Understand the possibilities that property derivatives offer

The emergence of the property derivatives market adds a further portfolio management tool into the property portfolio manager's toolbox. Property derivatives not only aid managers with potentially more efficient portfolio management techniques but also open up a whole new range of possibilities and strategies that have not been available to property investors before.

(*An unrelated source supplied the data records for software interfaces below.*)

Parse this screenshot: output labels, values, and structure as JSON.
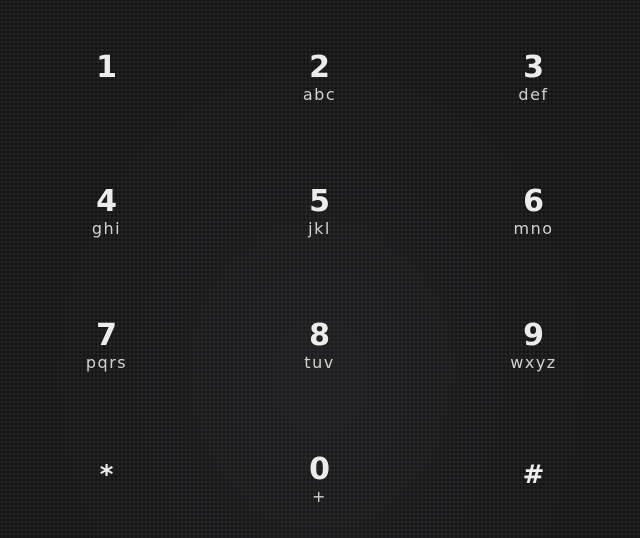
{
  "dialpad": {
    "keys": [
      {
        "digit": "1",
        "letters": ""
      },
      {
        "digit": "2",
        "letters": "abc"
      },
      {
        "digit": "3",
        "letters": "def"
      },
      {
        "digit": "4",
        "letters": "ghi"
      },
      {
        "digit": "5",
        "letters": "jkl"
      },
      {
        "digit": "6",
        "letters": "mno"
      },
      {
        "digit": "7",
        "letters": "pqrs"
      },
      {
        "digit": "8",
        "letters": "tuv"
      },
      {
        "digit": "9",
        "letters": "wxyz"
      },
      {
        "digit": "*",
        "letters": ""
      },
      {
        "digit": "0",
        "letters": "+"
      },
      {
        "digit": "#",
        "letters": ""
      }
    ]
  }
}
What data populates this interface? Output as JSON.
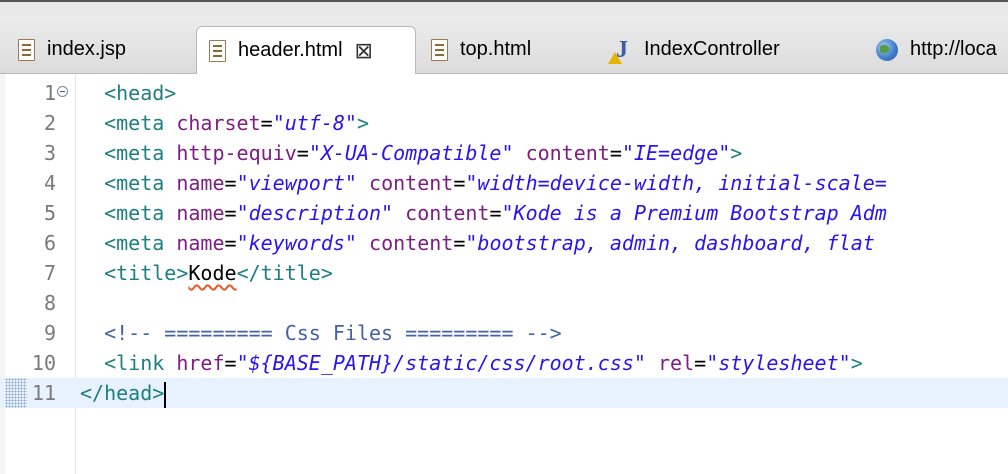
{
  "tabs": [
    {
      "label": "index.jsp",
      "icon": "html-file-icon"
    },
    {
      "label": "header.html",
      "icon": "html-file-icon",
      "active": true
    },
    {
      "label": "top.html",
      "icon": "html-file-icon"
    },
    {
      "label": "IndexController",
      "icon": "java-class-warning-icon"
    },
    {
      "label": "http://loca",
      "icon": "globe-icon"
    }
  ],
  "code_lines": [
    {
      "num": "1",
      "indent": "  ",
      "tokens": [
        [
          "tag",
          "<head>"
        ]
      ]
    },
    {
      "num": "2",
      "indent": "  ",
      "tokens": [
        [
          "tag",
          "<meta "
        ],
        [
          "attr",
          "charset"
        ],
        [
          "txt",
          "="
        ],
        [
          "val",
          "\"utf-8\""
        ],
        [
          "tag",
          ">"
        ]
      ]
    },
    {
      "num": "3",
      "indent": "  ",
      "tokens": [
        [
          "tag",
          "<meta "
        ],
        [
          "attr",
          "http-equiv"
        ],
        [
          "txt",
          "="
        ],
        [
          "val",
          "\"X-UA-Compatible\""
        ],
        [
          "txt",
          " "
        ],
        [
          "attr",
          "content"
        ],
        [
          "txt",
          "="
        ],
        [
          "val",
          "\"IE=edge\""
        ],
        [
          "tag",
          ">"
        ]
      ]
    },
    {
      "num": "4",
      "indent": "  ",
      "tokens": [
        [
          "tag",
          "<meta "
        ],
        [
          "attr",
          "name"
        ],
        [
          "txt",
          "="
        ],
        [
          "val",
          "\"viewport\""
        ],
        [
          "txt",
          " "
        ],
        [
          "attr",
          "content"
        ],
        [
          "txt",
          "="
        ],
        [
          "val",
          "\"width=device-width, initial-scale="
        ]
      ]
    },
    {
      "num": "5",
      "indent": "  ",
      "tokens": [
        [
          "tag",
          "<meta "
        ],
        [
          "attr",
          "name"
        ],
        [
          "txt",
          "="
        ],
        [
          "val",
          "\"description\""
        ],
        [
          "txt",
          " "
        ],
        [
          "attr",
          "content"
        ],
        [
          "txt",
          "="
        ],
        [
          "val",
          "\"Kode is a Premium Bootstrap Adm"
        ]
      ]
    },
    {
      "num": "6",
      "indent": "  ",
      "tokens": [
        [
          "tag",
          "<meta "
        ],
        [
          "attr",
          "name"
        ],
        [
          "txt",
          "="
        ],
        [
          "val",
          "\"keywords\""
        ],
        [
          "txt",
          " "
        ],
        [
          "attr",
          "content"
        ],
        [
          "txt",
          "="
        ],
        [
          "val",
          "\"bootstrap, admin, dashboard, flat"
        ]
      ]
    },
    {
      "num": "7",
      "indent": "  ",
      "tokens": [
        [
          "tag",
          "<title>"
        ],
        [
          "squig",
          "Kode"
        ],
        [
          "tag",
          "</title>"
        ]
      ]
    },
    {
      "num": "8",
      "indent": "",
      "tokens": []
    },
    {
      "num": "9",
      "indent": "  ",
      "tokens": [
        [
          "cmt",
          "<!-- ========= Css Files ========= -->"
        ]
      ]
    },
    {
      "num": "10",
      "indent": "  ",
      "tokens": [
        [
          "tag",
          "<link "
        ],
        [
          "attr",
          "href"
        ],
        [
          "txt",
          "="
        ],
        [
          "val",
          "\"${BASE_PATH}/static/css/root.css\""
        ],
        [
          "txt",
          " "
        ],
        [
          "attr",
          "rel"
        ],
        [
          "txt",
          "="
        ],
        [
          "val",
          "\"stylesheet\""
        ],
        [
          "tag",
          ">"
        ]
      ]
    },
    {
      "num": "11",
      "indent": "",
      "tokens": [
        [
          "tag",
          "</head>"
        ]
      ]
    }
  ],
  "colors": {
    "tag": "#1d7f7f",
    "attribute": "#7e1e84",
    "value": "#2a14ee",
    "comment": "#4462a8",
    "current_line": "#e8f2fe"
  }
}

Potential strategies - the publication looks at several strategies that property investors could employ by using property derivatives, from rebalancing portfolio structures and hedging to more sophisticated hedge fund strategies such as arbitrage or relative value strategies within property derivative pricing or between property-related assets and property derivatives. The strategies highlighted in the publication are by no means an exhaustive list but give potential users an illustration of what property derivatives can offer for property portfolio managers. International and sector trading - we have already seen trading on German, French, and US markets and we have seen test trades on Canadian, Italian, Japanese and other country property indices. In addition, we have seen some sector trading in the UK. As the market matures, there is a high probability that we will see growth in international trading and especially sector trading, where one would expect property portfolio managers to have more interest. Specific asset/portfolio trades - to date, the market has focused on index-linked (eg, IPD) trades, but the future could see specific asset or portfolio derivative trades executed. Indeed, this is especially attractive if investors do not like the basis risks involved or do not have confidence in published indices. More property derivative instruments and more possibilities - as the market matures, we would expect further instruments and possibilities for property investors to emerge.

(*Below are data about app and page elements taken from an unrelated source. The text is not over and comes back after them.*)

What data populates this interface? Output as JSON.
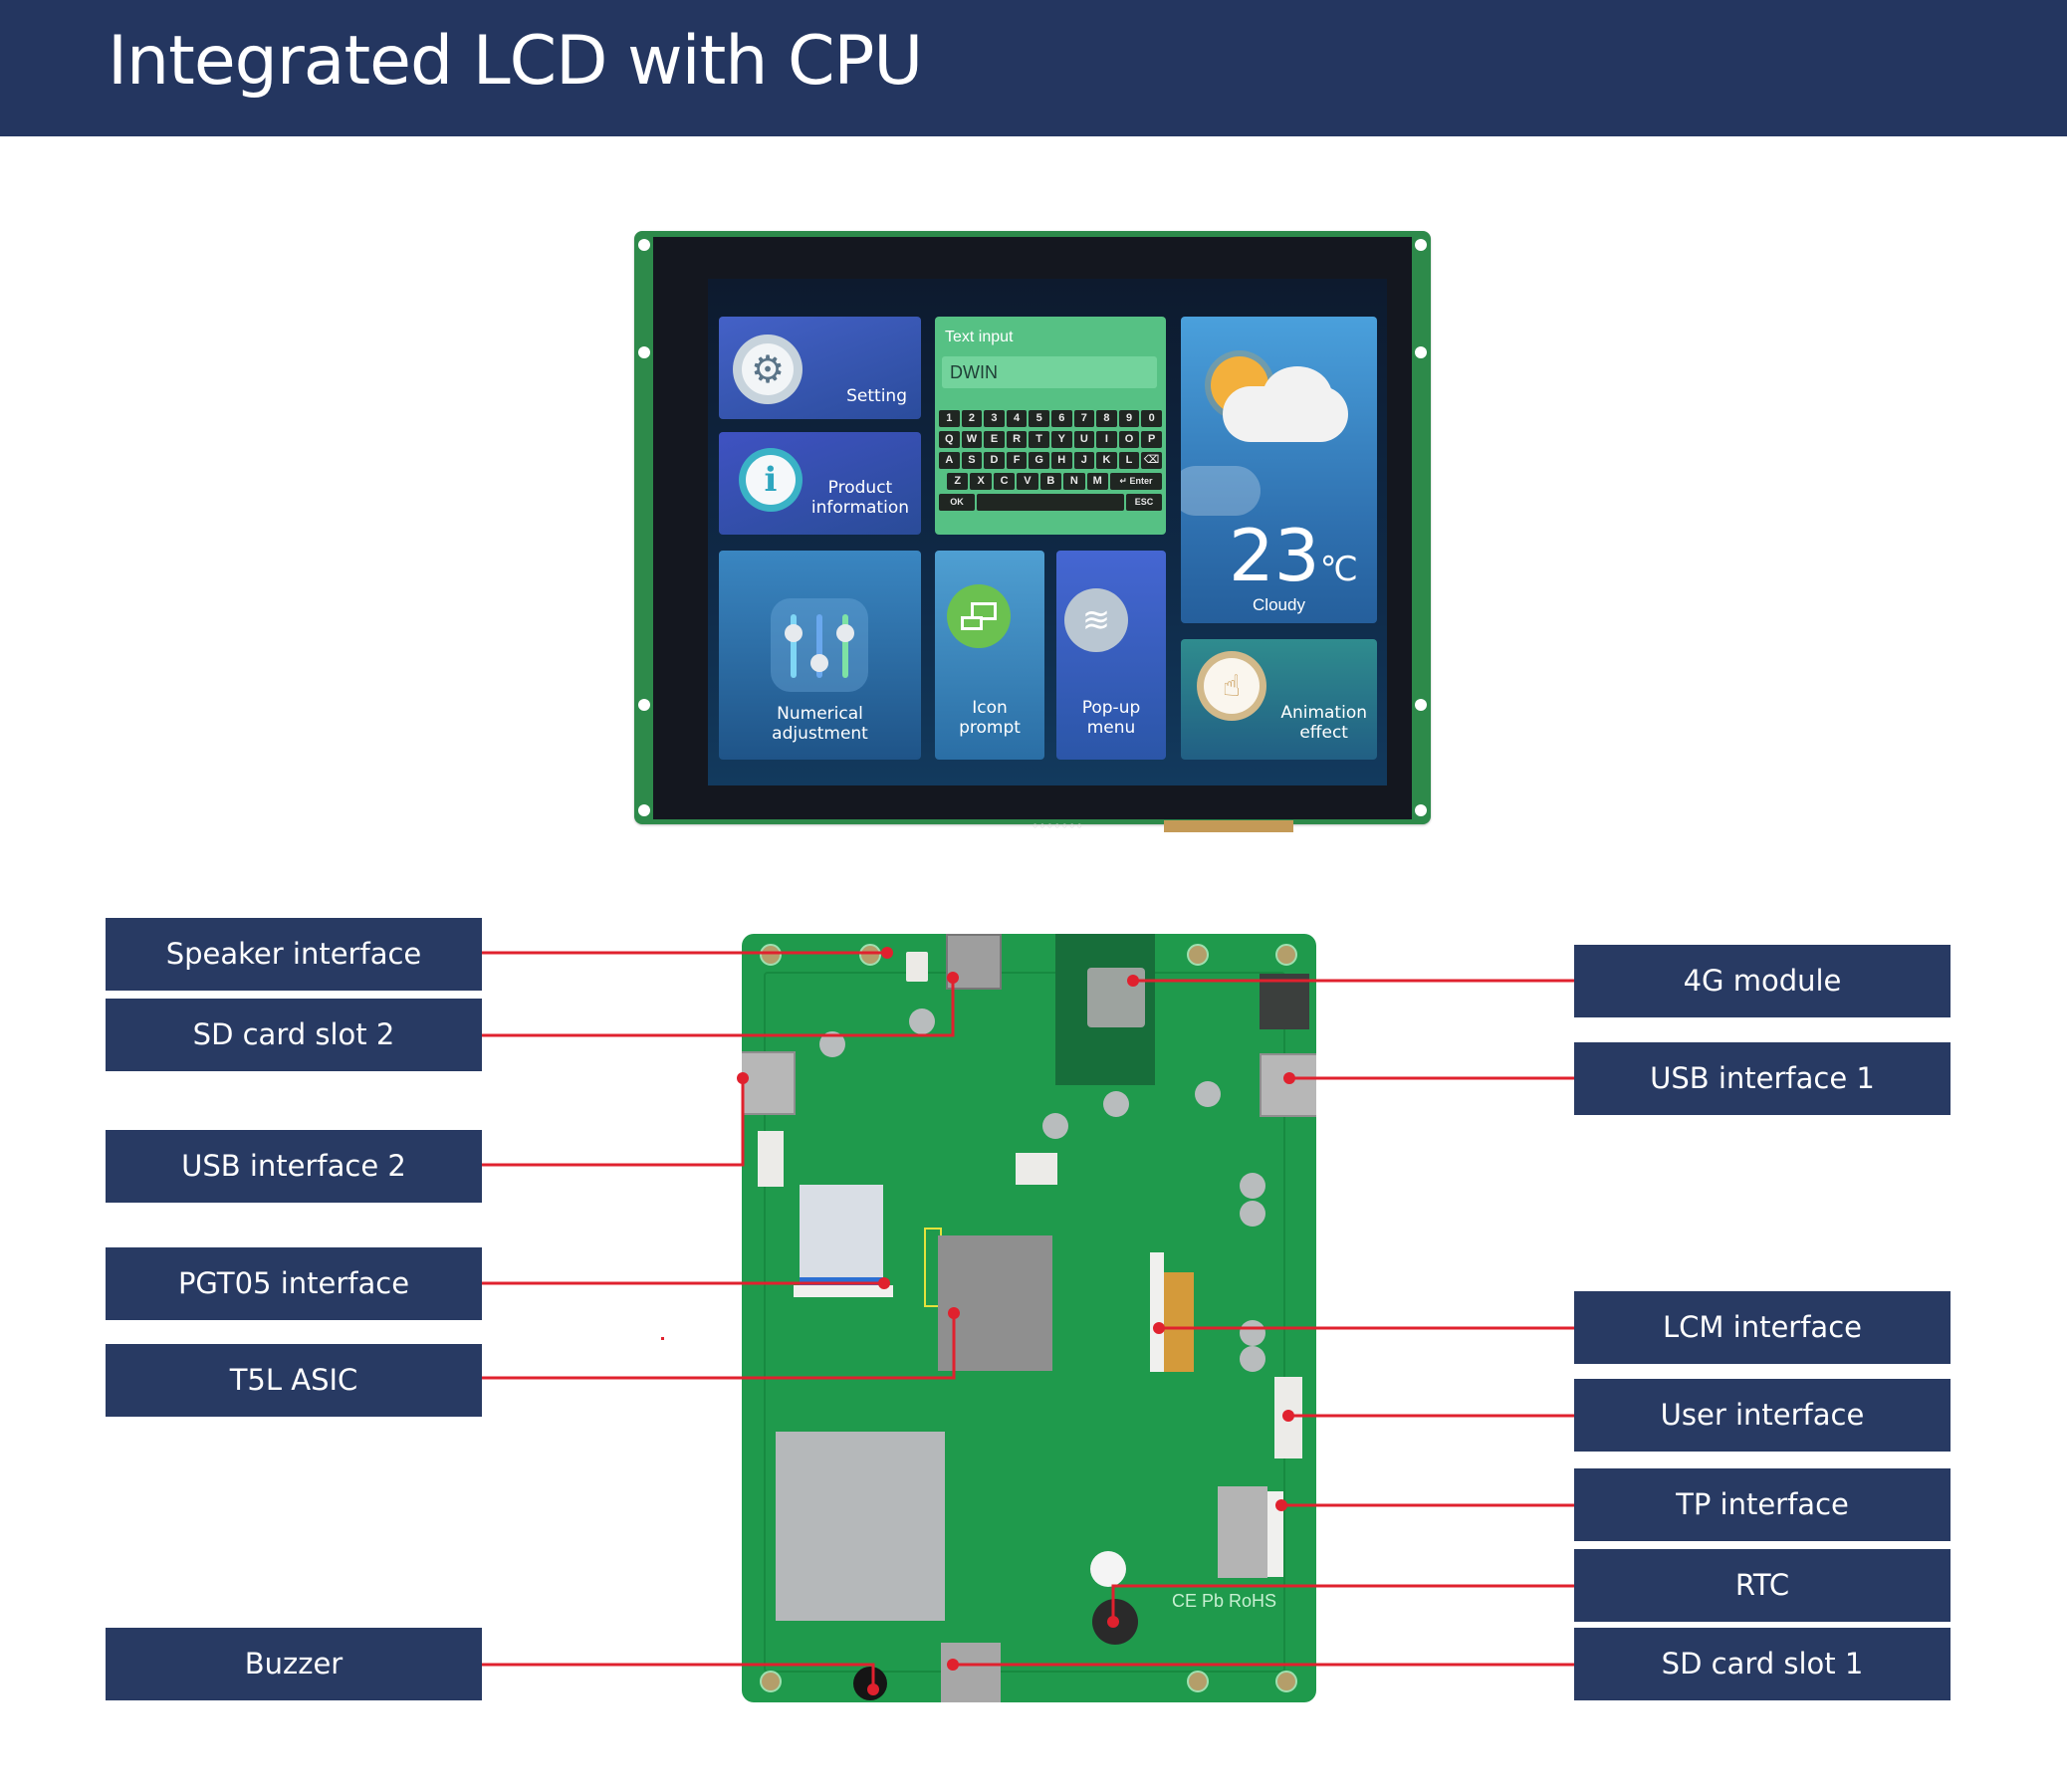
{
  "header": {
    "title": "Integrated LCD with CPU"
  },
  "screen": {
    "tiles": {
      "setting": "Setting",
      "product_line1": "Product",
      "product_line2": "information",
      "text_input_title": "Text input",
      "text_input_value": "DWIN",
      "numerical_line1": "Numerical",
      "numerical_line2": "adjustment",
      "icon_line1": "Icon",
      "icon_line2": "prompt",
      "popup_line1": "Pop-up",
      "popup_line2": "menu",
      "animation_line1": "Animation",
      "animation_line2": "effect"
    },
    "weather": {
      "temperature": "23",
      "unit": "℃",
      "condition": "Cloudy"
    },
    "keyboard": {
      "row1": [
        "1",
        "2",
        "3",
        "4",
        "5",
        "6",
        "7",
        "8",
        "9",
        "0"
      ],
      "row2": [
        "Q",
        "W",
        "E",
        "R",
        "T",
        "Y",
        "U",
        "I",
        "O",
        "P"
      ],
      "row3": [
        "A",
        "S",
        "D",
        "F",
        "G",
        "H",
        "J",
        "K",
        "L",
        "⌫"
      ],
      "row4": [
        "Z",
        "X",
        "C",
        "V",
        "B",
        "N",
        "M",
        "↵ Enter"
      ],
      "ok": "OK",
      "esc": "ESC"
    }
  },
  "pcb": {
    "marks": "CE Pb RoHS"
  },
  "labels": {
    "left": [
      {
        "id": "speaker",
        "text": "Speaker interface"
      },
      {
        "id": "sd2",
        "text": "SD card slot 2"
      },
      {
        "id": "usb2",
        "text": "USB interface 2"
      },
      {
        "id": "pgt05",
        "text": "PGT05 interface"
      },
      {
        "id": "t5l",
        "text": "T5L ASIC"
      },
      {
        "id": "buzzer",
        "text": "Buzzer"
      }
    ],
    "right": [
      {
        "id": "4g",
        "text": "4G module"
      },
      {
        "id": "usb1",
        "text": "USB interface 1"
      },
      {
        "id": "lcm",
        "text": "LCM interface"
      },
      {
        "id": "user",
        "text": "User interface"
      },
      {
        "id": "tp",
        "text": "TP interface"
      },
      {
        "id": "rtc",
        "text": "RTC"
      },
      {
        "id": "sd1",
        "text": "SD card slot 1"
      }
    ]
  },
  "colors": {
    "header_bg": "#243660",
    "label_bg": "#283a63",
    "leader": "#e0212e",
    "pcb": "#1f9a4c"
  }
}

Despite the current difficult economic and property market climate, the derivatives market continues to evolve. In 2008 it was announced that Eurex, one of the world's leading derivatives exchanges, would soon be launching listed futures contracts on IPD indices, and investors should expect further instruments, ideas and possibilities to emerge.

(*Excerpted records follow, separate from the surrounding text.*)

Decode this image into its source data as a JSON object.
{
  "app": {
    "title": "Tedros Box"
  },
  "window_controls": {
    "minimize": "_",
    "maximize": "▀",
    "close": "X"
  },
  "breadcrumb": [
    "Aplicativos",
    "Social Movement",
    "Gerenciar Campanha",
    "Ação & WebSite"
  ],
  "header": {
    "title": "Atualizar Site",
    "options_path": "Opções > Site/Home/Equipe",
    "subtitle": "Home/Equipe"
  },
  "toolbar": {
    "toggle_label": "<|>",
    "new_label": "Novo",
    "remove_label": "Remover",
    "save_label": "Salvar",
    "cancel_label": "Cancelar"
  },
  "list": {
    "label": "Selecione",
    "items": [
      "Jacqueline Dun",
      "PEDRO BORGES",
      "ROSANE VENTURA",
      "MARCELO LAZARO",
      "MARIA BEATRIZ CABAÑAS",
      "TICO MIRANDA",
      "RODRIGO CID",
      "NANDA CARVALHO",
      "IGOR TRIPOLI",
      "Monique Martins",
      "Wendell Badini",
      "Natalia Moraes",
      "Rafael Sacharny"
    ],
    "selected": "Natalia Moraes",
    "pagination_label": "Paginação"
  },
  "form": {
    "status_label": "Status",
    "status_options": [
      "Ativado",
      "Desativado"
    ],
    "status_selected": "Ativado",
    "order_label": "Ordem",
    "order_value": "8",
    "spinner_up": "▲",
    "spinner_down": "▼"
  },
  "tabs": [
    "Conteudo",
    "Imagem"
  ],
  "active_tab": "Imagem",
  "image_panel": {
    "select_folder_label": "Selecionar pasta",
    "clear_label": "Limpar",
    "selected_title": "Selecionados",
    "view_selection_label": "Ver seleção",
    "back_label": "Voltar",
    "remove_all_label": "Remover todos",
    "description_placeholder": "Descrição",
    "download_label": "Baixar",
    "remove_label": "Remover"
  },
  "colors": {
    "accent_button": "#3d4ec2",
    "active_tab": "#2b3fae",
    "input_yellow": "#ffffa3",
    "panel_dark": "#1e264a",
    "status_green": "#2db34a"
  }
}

Understand the operational barriers

Some of the key hurdles to market participation from property investors are in the form of operational barriers within investor organisations. This can range from relatively straightforward areas such as seeking and receiving approvals from the end proprietor to execute trades (ie, shareholders, investors, or trustees) to more complex areas such as the negotiation of ISDA agreements.

As a result, the second section of the publication introduces the sub-group's operational ‘toolkit', which is designed to identify the prerequisite regulatory and operational procedures that property investors need to understand before they are able to trade.
The publication demonstrates these hurdles in the form of a flowchart that investors can use as a checklist of areas to be considered. We would offer the caveat that the toolkit should be seen as a guide only, as of course each operational step is dependent upon the internal functions of each organisation. But we hope that this section of the publication gives investors a clear idea of the operational fields that need to be examined if investors want to implement a derivative trade.

Understand how other property investors are using property derivatives

It is always wise for property investors to keep track of what their peers and competitors are doing. The sub-group report allows potential users of property derivatives to do just this, with the third section of the sub-group publication comprising four separate case studies, kindly contributed by members of the sub-group.

The IPF/PDIG Technical Sub Group publication ‘Getting into Property Derivatives' is available on the IPF PDIG website www.propertyderivatives.co.uk and on the IPF website www.ipf.org.uk

Tony Yu is a fund manager at ING Real Estate Select, and is the Chair of the IPF/Property Derivatives Interest Group (IPF PDIG)
Technical Sub Group